[[ Stored data, beginning ]]

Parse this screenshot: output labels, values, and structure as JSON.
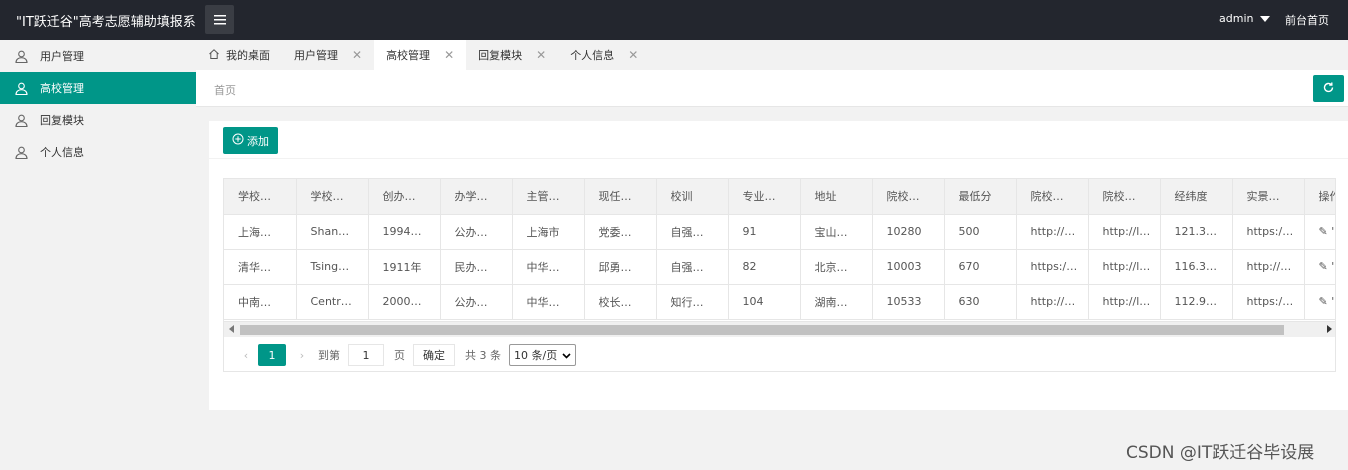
{
  "header": {
    "brand": "\"IT跃迁谷\"高考志愿辅助填报系",
    "user": "admin",
    "front_link": "前台首页"
  },
  "sidebar": {
    "items": [
      {
        "label": "用户管理",
        "icon": "user-icon",
        "active": false
      },
      {
        "label": "高校管理",
        "icon": "user-icon",
        "active": true
      },
      {
        "label": "回复模块",
        "icon": "user-icon",
        "active": false
      },
      {
        "label": "个人信息",
        "icon": "user-icon",
        "active": false
      }
    ]
  },
  "tabs": [
    {
      "label": "我的桌面",
      "icon": "home-icon",
      "closable": false
    },
    {
      "label": "用户管理",
      "closable": true
    },
    {
      "label": "高校管理",
      "closable": true,
      "active": true
    },
    {
      "label": "回复模块",
      "closable": true
    },
    {
      "label": "个人信息",
      "closable": true
    }
  ],
  "breadcrumb": "首页",
  "toolbar": {
    "add_label": "添加"
  },
  "table": {
    "columns": [
      "学校…",
      "学校…",
      "创办…",
      "办学…",
      "主管…",
      "现任…",
      "校训",
      "专业…",
      "地址",
      "院校…",
      "最低分",
      "院校…",
      "院校…",
      "经纬度",
      "实景…",
      "操作"
    ],
    "rows": [
      [
        "上海…",
        "Shan…",
        "1994…",
        "公办…",
        "上海市",
        "党委…",
        "自强…",
        "91",
        "宝山…",
        "10280",
        "500",
        "http://…",
        "http://l…",
        "121.3…",
        "https:/…",
        "✎ '"
      ],
      [
        "清华…",
        "Tsing…",
        "1911年",
        "民办…",
        "中华…",
        "邱勇…",
        "自强…",
        "82",
        "北京…",
        "10003",
        "670",
        "https:/…",
        "http://l…",
        "116.3…",
        "http://…",
        "✎ '"
      ],
      [
        "中南…",
        "Centr…",
        "2000…",
        "公办…",
        "中华…",
        "校长…",
        "知行…",
        "104",
        "湖南…",
        "10533",
        "630",
        "http://…",
        "http://l…",
        "112.9…",
        "https:/…",
        "✎ '"
      ]
    ]
  },
  "pagination": {
    "current": "1",
    "goto_label": "到第",
    "goto_value": "1",
    "page_unit": "页",
    "confirm": "确定",
    "total": "共 3 条",
    "page_size": "10 条/页"
  },
  "watermark": "CSDN @IT跃迁谷毕设展",
  "colors": {
    "accent": "#009688",
    "topbar": "#23262e"
  }
}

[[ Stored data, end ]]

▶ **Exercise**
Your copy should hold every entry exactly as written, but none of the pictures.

▶ **Task answer**
Parse this screenshot: output labels, values, and structure as JSON.
{
  "header": {
    "brand": "\"IT跃迁谷\"高考志愿辅助填报系",
    "user": "admin",
    "front_link": "前台首页"
  },
  "sidebar": {
    "items": [
      {
        "label": "用户管理",
        "icon": "user-icon",
        "active": false
      },
      {
        "label": "高校管理",
        "icon": "user-icon",
        "active": true
      },
      {
        "label": "回复模块",
        "icon": "user-icon",
        "active": false
      },
      {
        "label": "个人信息",
        "icon": "user-icon",
        "active": false
      }
    ]
  },
  "tabs": [
    {
      "label": "我的桌面",
      "icon": "home-icon",
      "closable": false
    },
    {
      "label": "用户管理",
      "closable": true
    },
    {
      "label": "高校管理",
      "closable": true,
      "active": true
    },
    {
      "label": "回复模块",
      "closable": true
    },
    {
      "label": "个人信息",
      "closable": true
    }
  ],
  "breadcrumb": "首页",
  "toolbar": {
    "add_label": "添加"
  },
  "table": {
    "columns": [
      "学校…",
      "学校…",
      "创办…",
      "办学…",
      "主管…",
      "现任…",
      "校训",
      "专业…",
      "地址",
      "院校…",
      "最低分",
      "院校…",
      "院校…",
      "经纬度",
      "实景…",
      "操作"
    ],
    "rows": [
      [
        "上海…",
        "Shan…",
        "1994…",
        "公办…",
        "上海市",
        "党委…",
        "自强…",
        "91",
        "宝山…",
        "10280",
        "500",
        "http://…",
        "http://l…",
        "121.3…",
        "https:/…",
        "✎ '"
      ],
      [
        "清华…",
        "Tsing…",
        "1911年",
        "民办…",
        "中华…",
        "邱勇…",
        "自强…",
        "82",
        "北京…",
        "10003",
        "670",
        "https:/…",
        "http://l…",
        "116.3…",
        "http://…",
        "✎ '"
      ],
      [
        "中南…",
        "Centr…",
        "2000…",
        "公办…",
        "中华…",
        "校长…",
        "知行…",
        "104",
        "湖南…",
        "10533",
        "630",
        "http://…",
        "http://l…",
        "112.9…",
        "https:/…",
        "✎ '"
      ]
    ]
  },
  "pagination": {
    "current": "1",
    "goto_label": "到第",
    "goto_value": "1",
    "page_unit": "页",
    "confirm": "确定",
    "total": "共 3 条",
    "page_size": "10 条/页"
  },
  "watermark": "CSDN @IT跃迁谷毕设展",
  "colors": {
    "accent": "#009688",
    "topbar": "#23262e"
  }
}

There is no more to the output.